+++ Supplied data +++

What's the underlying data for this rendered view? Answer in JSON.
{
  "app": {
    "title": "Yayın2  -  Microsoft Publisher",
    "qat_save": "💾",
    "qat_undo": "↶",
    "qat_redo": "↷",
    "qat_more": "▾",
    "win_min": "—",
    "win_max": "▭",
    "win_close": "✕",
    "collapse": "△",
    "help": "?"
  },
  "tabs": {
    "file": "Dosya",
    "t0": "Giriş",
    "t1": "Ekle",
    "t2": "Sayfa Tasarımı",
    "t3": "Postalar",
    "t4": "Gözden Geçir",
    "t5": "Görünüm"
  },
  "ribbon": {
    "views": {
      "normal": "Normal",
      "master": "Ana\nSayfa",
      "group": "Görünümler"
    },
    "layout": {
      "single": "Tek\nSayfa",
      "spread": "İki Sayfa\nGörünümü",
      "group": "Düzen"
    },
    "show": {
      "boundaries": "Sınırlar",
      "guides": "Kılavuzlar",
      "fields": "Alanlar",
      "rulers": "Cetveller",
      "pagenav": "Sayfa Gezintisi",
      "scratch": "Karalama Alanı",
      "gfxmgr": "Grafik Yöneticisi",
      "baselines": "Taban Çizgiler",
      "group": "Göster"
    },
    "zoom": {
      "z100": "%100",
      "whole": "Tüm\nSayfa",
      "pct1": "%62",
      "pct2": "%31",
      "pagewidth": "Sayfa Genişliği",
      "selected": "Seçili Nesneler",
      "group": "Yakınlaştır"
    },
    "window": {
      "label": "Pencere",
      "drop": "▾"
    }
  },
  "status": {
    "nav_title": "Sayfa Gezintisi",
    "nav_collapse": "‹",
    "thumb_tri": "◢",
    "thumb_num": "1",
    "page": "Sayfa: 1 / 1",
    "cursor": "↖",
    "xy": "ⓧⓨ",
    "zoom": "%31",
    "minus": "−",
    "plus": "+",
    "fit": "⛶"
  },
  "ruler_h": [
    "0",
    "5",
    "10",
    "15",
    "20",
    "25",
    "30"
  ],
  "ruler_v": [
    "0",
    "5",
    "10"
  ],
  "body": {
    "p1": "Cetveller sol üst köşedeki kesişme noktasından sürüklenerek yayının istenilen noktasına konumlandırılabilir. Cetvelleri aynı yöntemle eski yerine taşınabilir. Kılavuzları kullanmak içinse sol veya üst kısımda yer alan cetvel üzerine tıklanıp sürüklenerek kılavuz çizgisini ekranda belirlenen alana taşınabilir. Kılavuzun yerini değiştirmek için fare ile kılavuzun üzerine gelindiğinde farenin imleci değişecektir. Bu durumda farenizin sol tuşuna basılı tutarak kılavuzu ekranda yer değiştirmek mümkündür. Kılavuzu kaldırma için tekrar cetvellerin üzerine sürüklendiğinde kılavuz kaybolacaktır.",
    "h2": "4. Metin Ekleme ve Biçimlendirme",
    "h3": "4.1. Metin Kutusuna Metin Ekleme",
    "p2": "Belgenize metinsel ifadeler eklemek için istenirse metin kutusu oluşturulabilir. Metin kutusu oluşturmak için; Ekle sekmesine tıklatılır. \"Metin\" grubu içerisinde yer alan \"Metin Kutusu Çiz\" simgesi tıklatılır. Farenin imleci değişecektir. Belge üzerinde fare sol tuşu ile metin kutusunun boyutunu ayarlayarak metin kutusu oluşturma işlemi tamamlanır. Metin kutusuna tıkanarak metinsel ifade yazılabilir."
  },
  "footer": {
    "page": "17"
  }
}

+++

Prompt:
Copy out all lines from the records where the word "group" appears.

Your response:
      "group": "Görünümler"
      "group": "Düzen"
      "group": "Göster"
      "group": "Yakınlaştır"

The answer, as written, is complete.